The fair housing groups are represented by noted civil rights law firms Relman Colfax PLLC and Dane Law LLC. The organizations were also represented by Morgan Williams, NFHA’s general counsel, and Julia Howard-Gibbon, supervising attorney of Fair Housing Advocates of Northern California.
“This case established that the marketing and maintenance of real estate owned properties is covered under the Fair Housing Act, in line with broad interpretation of the civil rights law,” said Keenya Robertson, president and CEO of Housing Opportunities Project for Excellence. “Moreover, this case encourages those who own an inventory of foreclosed homes to continually review their policies and monitor the way they preserve the value and desirability of the homes in every community in which they are located.”
“The settlement with Fannie Mae enables private fair housing organizations to make investments in our communities of color that will advance equal housing opportunities, encourage racial integration, and promote neighborhood stabilization,” said Jim McCarthy, president and CEO of the Miami Valley Fair Housing Center in Dayton, Ohio.
“This case demonstrates that in addition to overt acts of discrimination, actions which have a disparate impact on people and communities of color must also be addressed,” said Erin Kemple, executive director of the Connecticut Fair Housing Center. “The settlement will allow the fair housing organizations who witnessed the effect of neglect and inaction on people and communities of color to bring needed resources to those neighborhoods and ensure that every neighborhood is a place of opportunity.”
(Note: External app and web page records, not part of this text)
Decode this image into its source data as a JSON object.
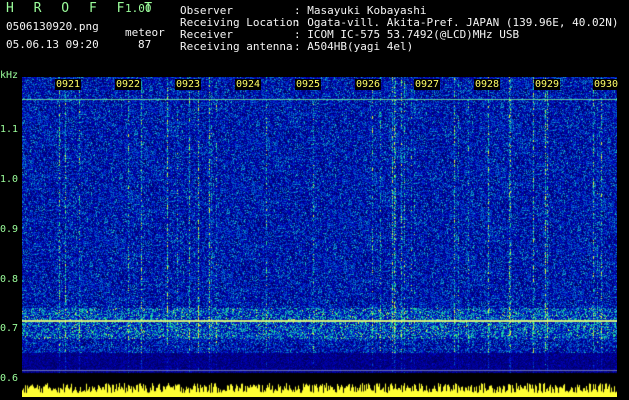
{
  "header": {
    "app_name": "H R O F F T",
    "version": "1.00",
    "filename": "0506130920.png",
    "mode": "meteor",
    "datetime": "05.06.13 09:20",
    "count": "87",
    "info": [
      {
        "label": "Observer",
        "value": ": Masayuki Kobayashi"
      },
      {
        "label": "Receiving Location",
        "value": ": Ogata-vill. Akita-Pref. JAPAN (139.96E, 40.02N)"
      },
      {
        "label": "Receiver",
        "value": ": ICOM IC-575 53.7492(@LCD)MHz USB"
      },
      {
        "label": "Receiving antenna",
        "value": ": A504HB(yagi 4el)"
      }
    ]
  },
  "spectrogram": {
    "y_unit": "kHz",
    "y_ticks": [
      "1.1",
      "1.0",
      "0.9",
      "0.8",
      "0.7",
      "0.6"
    ],
    "x_ticks": [
      "0921",
      "0922",
      "0923",
      "0924",
      "0925",
      "0926",
      "0927",
      "0928",
      "0929",
      "0930"
    ],
    "colors": {
      "background": "#000000",
      "label": "#9cff9c",
      "time_label": "#ffff66"
    }
  }
}
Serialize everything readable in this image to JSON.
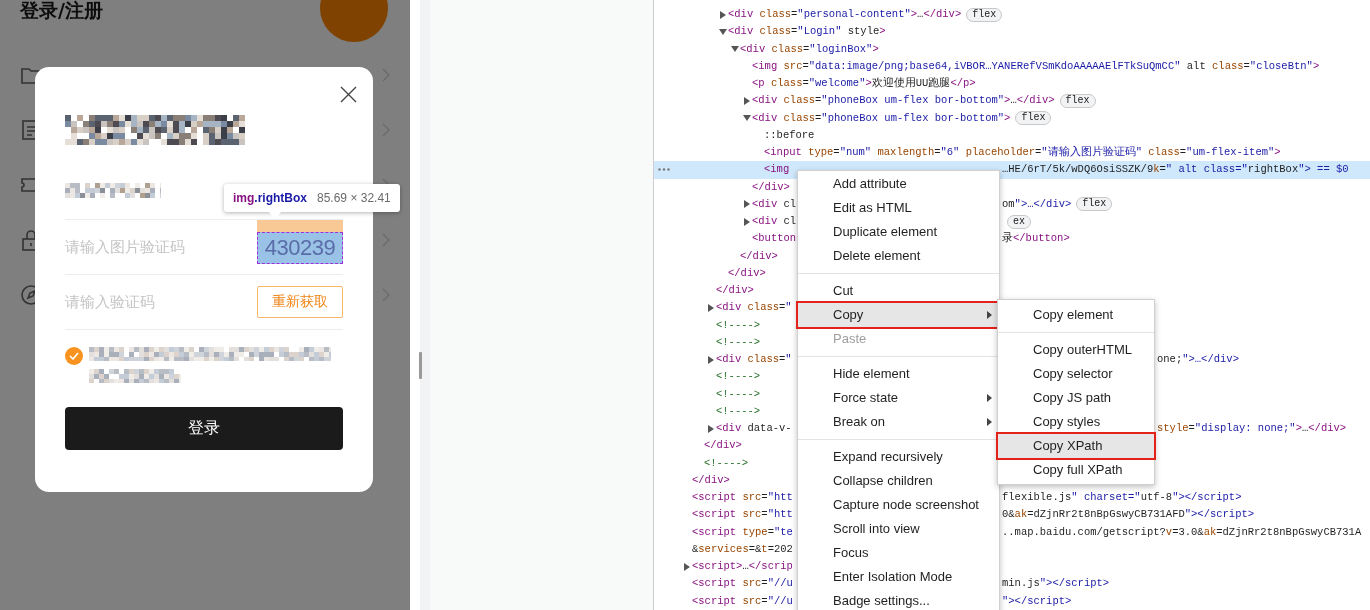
{
  "device_page": {
    "title": "登录/注册"
  },
  "login_dialog": {
    "captcha_field": {
      "placeholder": "请输入图片验证码",
      "captcha_text": "430239"
    },
    "code_field": {
      "placeholder": "请输入验证码",
      "resend_button": "重新获取"
    },
    "agreement": {
      "checked": true
    },
    "login_button": "登录"
  },
  "inspect_tooltip": {
    "selector": "img.rightBox",
    "size": "85.69 × 32.41"
  },
  "elements_tree": [
    {
      "children": [
        {
          "children": [
            {
              "children": [
                {
                  "code": "<div class=\"personal-content\">…</div>",
                  "expanded": false,
                  "badge": "flex",
                  "selected": false
                },
                {
                  "code": "<div class=\"Login\" style>",
                  "expanded": true,
                  "selected": false,
                  "children": [
                    {
                      "code": "<div class=\"loginBox\">",
                      "expanded": true,
                      "selected": false,
                      "children": [
                        {
                          "code": "<img src=\"data:image/png;base64,iVBOR…YANERefVSmKdoAAAAAElFTkSuQmCC\" alt class=\"closeBtn\">",
                          "selected": false
                        },
                        {
                          "code": "<p class=\"welcome\">欢迎使用UU跑腿</p>",
                          "selected": false
                        },
                        {
                          "code": "<div class=\"phoneBox um-flex bor-bottom\">…</div>",
                          "expanded": false,
                          "badge": "flex",
                          "selected": false
                        },
                        {
                          "code": "<div class=\"phoneBox um-flex bor-bottom\">",
                          "expanded": true,
                          "badge": "flex",
                          "selected": false,
                          "children": [
                            {
                              "code": "::before",
                              "selected": false
                            },
                            {
                              "code": "<input type=\"num\" maxlength=\"6\" placeholder=\"请输入图片验证码\" class=\"um-flex-item\">",
                              "selected": false
                            },
                            {
                              "code": "<img",
                              "tail": {
                                "code": "…HE/6rT/5k/wDQ6OsiSSZK/9k=\" alt class=\"rightBox\"> == $0"
                              },
                              "selected": true
                            }
                          ]
                        },
                        {
                          "code": "</div>",
                          "selected": false
                        },
                        {
                          "code": "<div cl",
                          "expanded": false,
                          "tail": {
                            "code": "om\">…</div>",
                            "badge": "flex"
                          },
                          "selected": false
                        },
                        {
                          "code": "<div cl",
                          "expanded": false,
                          "tail": {
                            "badge": "ex"
                          },
                          "selected": false
                        },
                        {
                          "code": "<button",
                          "tail": {
                            "code": "录</button>"
                          },
                          "selected": false
                        }
                      ]
                    },
                    {
                      "code": "</div>",
                      "selected": false
                    }
                  ]
                },
                {
                  "code": "</div>",
                  "selected": false
                }
              ]
            },
            {
              "code": "</div>",
              "selected": false
            },
            {
              "code": "<div class=\"",
              "expanded": false,
              "selected": false
            },
            {
              "code": "<!---->",
              "selected": false
            },
            {
              "code": "<!---->",
              "selected": false
            },
            {
              "code": "<div class=\"",
              "expanded": false,
              "tail": {
                "code": "one;\">…</div>"
              },
              "selected": false
            },
            {
              "code": "<!---->",
              "selected": false
            },
            {
              "code": "<!---->",
              "selected": false
            },
            {
              "code": "<!---->",
              "selected": false
            },
            {
              "code": "<div data-v-",
              "expanded": false,
              "tail": {
                "code": "style=\"display: none;\">…</div>"
              },
              "selected": false
            }
          ]
        },
        {
          "code": "</div>",
          "selected": false
        },
        {
          "code": "<!---->",
          "selected": false
        }
      ]
    },
    {
      "code": "</div>",
      "selected": false
    },
    {
      "code": "<script src=\"htt",
      "tail": {
        "code": "flexible.js\" charset=\"utf-8\"></script>"
      },
      "selected": false
    },
    {
      "code": "<script src=\"htt",
      "tail": {
        "code": "0&ak=dZjnRr2t8nBpGswyCB731AFD\"></script>"
      },
      "selected": false
    },
    {
      "code": "<script type=\"te",
      "tail": {
        "code": "..map.baidu.com/getscript?v=3.0&ak=dZjnRr2t8nBpGswyCB731A"
      },
      "selected": false
    },
    {
      "code": "&services=&t=202",
      "selected": false
    },
    {
      "code": "<script>…</scrip",
      "expanded": false,
      "selected": false
    },
    {
      "code": "<script src=\"//u",
      "tail": {
        "code": "min.js\"></script>"
      },
      "selected": false
    },
    {
      "code": "<script src=\"//u",
      "tail": {
        "code": "\"></script>"
      },
      "selected": false
    }
  ],
  "context_menu": {
    "items": [
      {
        "kind": "item",
        "label": "Add attribute",
        "has_submenu": false,
        "disabled": false,
        "selected": false,
        "marked": false
      },
      {
        "kind": "item",
        "label": "Edit as HTML",
        "has_submenu": false,
        "disabled": false,
        "selected": false,
        "marked": false
      },
      {
        "kind": "item",
        "label": "Duplicate element",
        "has_submenu": false,
        "disabled": false,
        "selected": false,
        "marked": false
      },
      {
        "kind": "item",
        "label": "Delete element",
        "has_submenu": false,
        "disabled": false,
        "selected": false,
        "marked": false
      },
      {
        "kind": "separator"
      },
      {
        "kind": "item",
        "label": "Cut",
        "has_submenu": false,
        "disabled": false,
        "selected": false,
        "marked": false
      },
      {
        "kind": "item",
        "label": "Copy",
        "has_submenu": true,
        "disabled": false,
        "selected": true,
        "marked": true
      },
      {
        "kind": "item",
        "label": "Paste",
        "has_submenu": false,
        "disabled": true,
        "selected": false,
        "marked": false
      },
      {
        "kind": "separator"
      },
      {
        "kind": "item",
        "label": "Hide element",
        "has_submenu": false,
        "disabled": false,
        "selected": false,
        "marked": false
      },
      {
        "kind": "item",
        "label": "Force state",
        "has_submenu": true,
        "disabled": false,
        "selected": false,
        "marked": false
      },
      {
        "kind": "item",
        "label": "Break on",
        "has_submenu": true,
        "disabled": false,
        "selected": false,
        "marked": false
      },
      {
        "kind": "separator"
      },
      {
        "kind": "item",
        "label": "Expand recursively",
        "has_submenu": false,
        "disabled": false,
        "selected": false,
        "marked": false
      },
      {
        "kind": "item",
        "label": "Collapse children",
        "has_submenu": false,
        "disabled": false,
        "selected": false,
        "marked": false
      },
      {
        "kind": "item",
        "label": "Capture node screenshot",
        "has_submenu": false,
        "disabled": false,
        "selected": false,
        "marked": false
      },
      {
        "kind": "item",
        "label": "Scroll into view",
        "has_submenu": false,
        "disabled": false,
        "selected": false,
        "marked": false
      },
      {
        "kind": "item",
        "label": "Focus",
        "has_submenu": false,
        "disabled": false,
        "selected": false,
        "marked": false
      },
      {
        "kind": "item",
        "label": "Enter Isolation Mode",
        "has_submenu": false,
        "disabled": false,
        "selected": false,
        "marked": false
      },
      {
        "kind": "item",
        "label": "Badge settings...",
        "has_submenu": false,
        "disabled": false,
        "selected": false,
        "marked": false
      }
    ]
  },
  "copy_submenu": {
    "items": [
      {
        "kind": "item",
        "label": "Copy element",
        "has_submenu": false,
        "disabled": false,
        "selected": false,
        "marked": false
      },
      {
        "kind": "separator"
      },
      {
        "kind": "item",
        "label": "Copy outerHTML",
        "has_submenu": false,
        "disabled": false,
        "selected": false,
        "marked": false
      },
      {
        "kind": "item",
        "label": "Copy selector",
        "has_submenu": false,
        "disabled": false,
        "selected": false,
        "marked": false
      },
      {
        "kind": "item",
        "label": "Copy JS path",
        "has_submenu": false,
        "disabled": false,
        "selected": false,
        "marked": false
      },
      {
        "kind": "item",
        "label": "Copy styles",
        "has_submenu": false,
        "disabled": false,
        "selected": false,
        "marked": false
      },
      {
        "kind": "item",
        "label": "Copy XPath",
        "has_submenu": false,
        "disabled": false,
        "selected": true,
        "marked": true
      },
      {
        "kind": "item",
        "label": "Copy full XPath",
        "has_submenu": false,
        "disabled": false,
        "selected": false,
        "marked": false
      }
    ]
  }
}
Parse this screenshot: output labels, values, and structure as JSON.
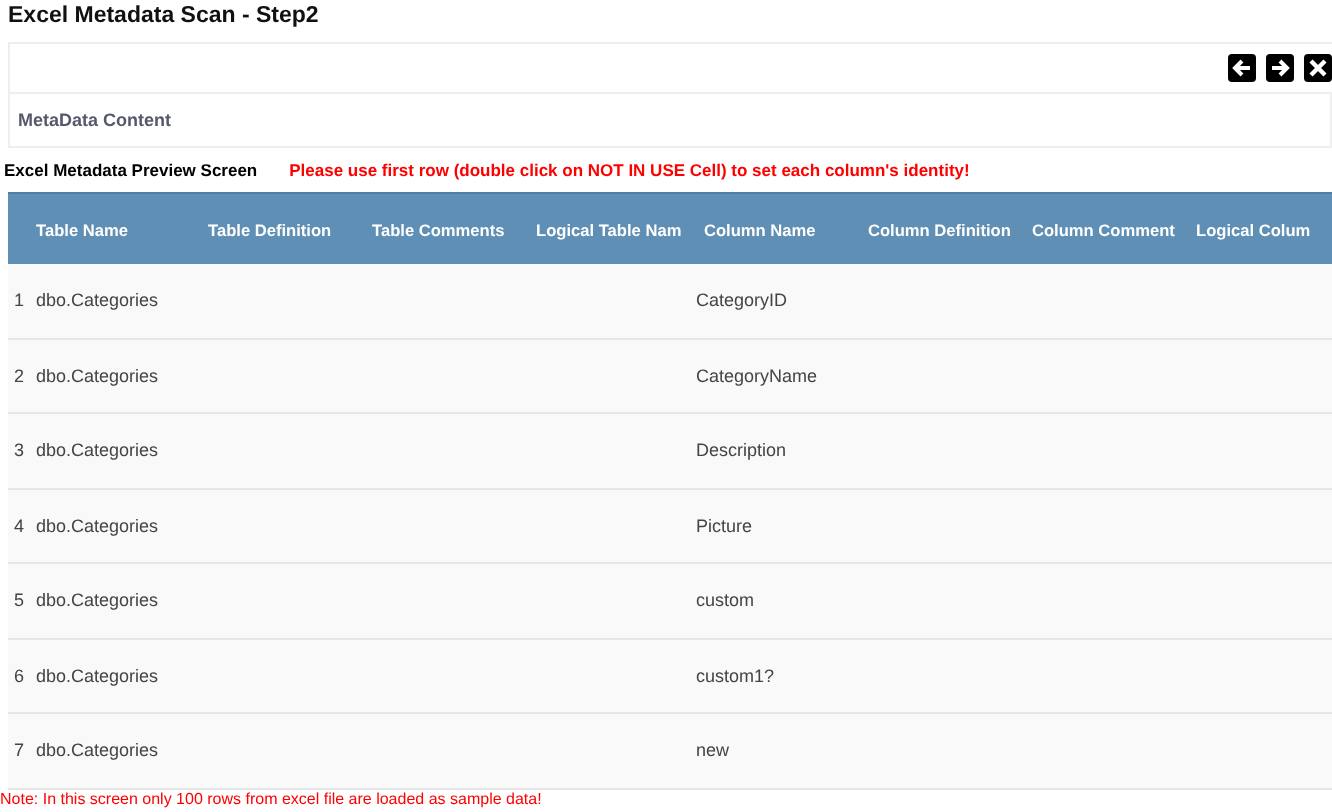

“Discrimination has led to diminished value of homes in Black neighborhoods and other communities of color,” said William Tisdale, president and CEO of the Metropolitan Milwaukee Fair Housing Council. “Because a family’s home is often its greatest asset, unfair practices drive growth of the racial wealth gap. In the U.S., Black and Latino families, at the median, have only 1 cent and 8 cents respectively for every dollar held by white families. When Black families and other families of color have limited access to wealth-building through homeownership, this means they also have limited access to educational opportunities, quality health care and more.”